• _Task requirements_
How many lines in the records below hold the string "JSON"? Answer with the number alone.

Dataset rows describing interfaces:

—————

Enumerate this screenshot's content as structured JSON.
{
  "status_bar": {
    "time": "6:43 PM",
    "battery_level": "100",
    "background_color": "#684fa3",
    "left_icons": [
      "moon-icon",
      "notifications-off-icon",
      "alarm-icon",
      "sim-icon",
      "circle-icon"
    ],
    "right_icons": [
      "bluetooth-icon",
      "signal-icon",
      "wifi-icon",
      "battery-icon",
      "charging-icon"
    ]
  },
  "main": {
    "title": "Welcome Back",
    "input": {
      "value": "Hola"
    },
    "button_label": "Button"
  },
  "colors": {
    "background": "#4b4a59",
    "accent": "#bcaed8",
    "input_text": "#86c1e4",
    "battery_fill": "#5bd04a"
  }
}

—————

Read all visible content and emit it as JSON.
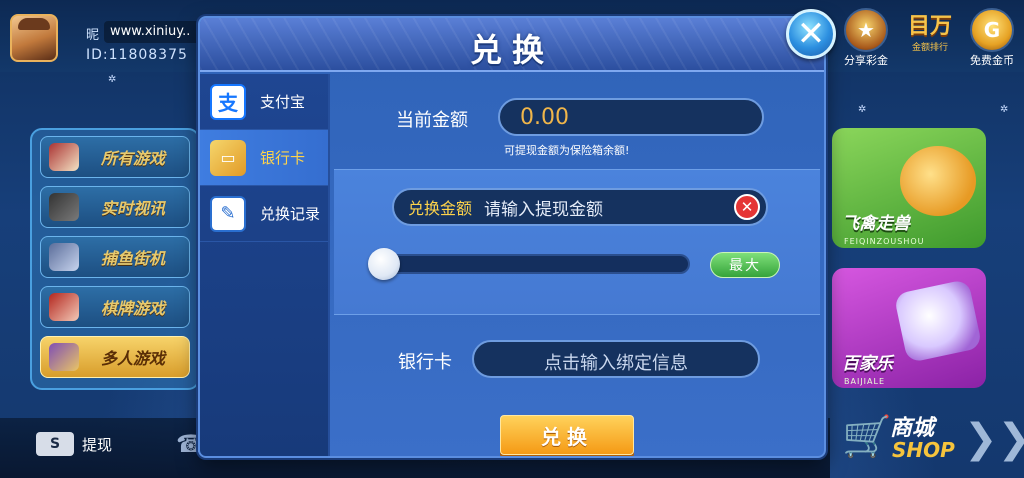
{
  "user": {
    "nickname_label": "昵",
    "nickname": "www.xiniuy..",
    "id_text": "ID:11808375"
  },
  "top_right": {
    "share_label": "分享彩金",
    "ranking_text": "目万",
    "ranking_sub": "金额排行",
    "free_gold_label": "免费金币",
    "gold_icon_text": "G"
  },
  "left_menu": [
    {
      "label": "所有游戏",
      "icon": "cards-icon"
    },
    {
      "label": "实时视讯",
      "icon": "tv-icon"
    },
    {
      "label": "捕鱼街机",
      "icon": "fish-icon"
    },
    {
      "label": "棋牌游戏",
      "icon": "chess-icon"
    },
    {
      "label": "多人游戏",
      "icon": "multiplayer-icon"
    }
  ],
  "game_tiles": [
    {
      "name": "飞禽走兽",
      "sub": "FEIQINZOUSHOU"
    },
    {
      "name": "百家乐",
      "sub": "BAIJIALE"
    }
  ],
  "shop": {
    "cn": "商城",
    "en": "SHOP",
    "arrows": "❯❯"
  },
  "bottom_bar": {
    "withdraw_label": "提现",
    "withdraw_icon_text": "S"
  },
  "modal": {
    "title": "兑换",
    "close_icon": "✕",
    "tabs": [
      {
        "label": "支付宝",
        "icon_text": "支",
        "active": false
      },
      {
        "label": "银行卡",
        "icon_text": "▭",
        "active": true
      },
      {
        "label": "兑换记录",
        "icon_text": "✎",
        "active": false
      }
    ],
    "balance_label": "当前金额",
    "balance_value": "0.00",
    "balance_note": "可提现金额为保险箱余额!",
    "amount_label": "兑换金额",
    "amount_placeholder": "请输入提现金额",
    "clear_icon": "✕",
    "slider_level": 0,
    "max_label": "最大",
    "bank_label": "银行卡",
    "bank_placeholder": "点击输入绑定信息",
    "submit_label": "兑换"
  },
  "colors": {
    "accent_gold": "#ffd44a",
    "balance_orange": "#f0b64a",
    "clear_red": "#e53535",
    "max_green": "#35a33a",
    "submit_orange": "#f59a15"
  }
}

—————

• _Reply to the task_
2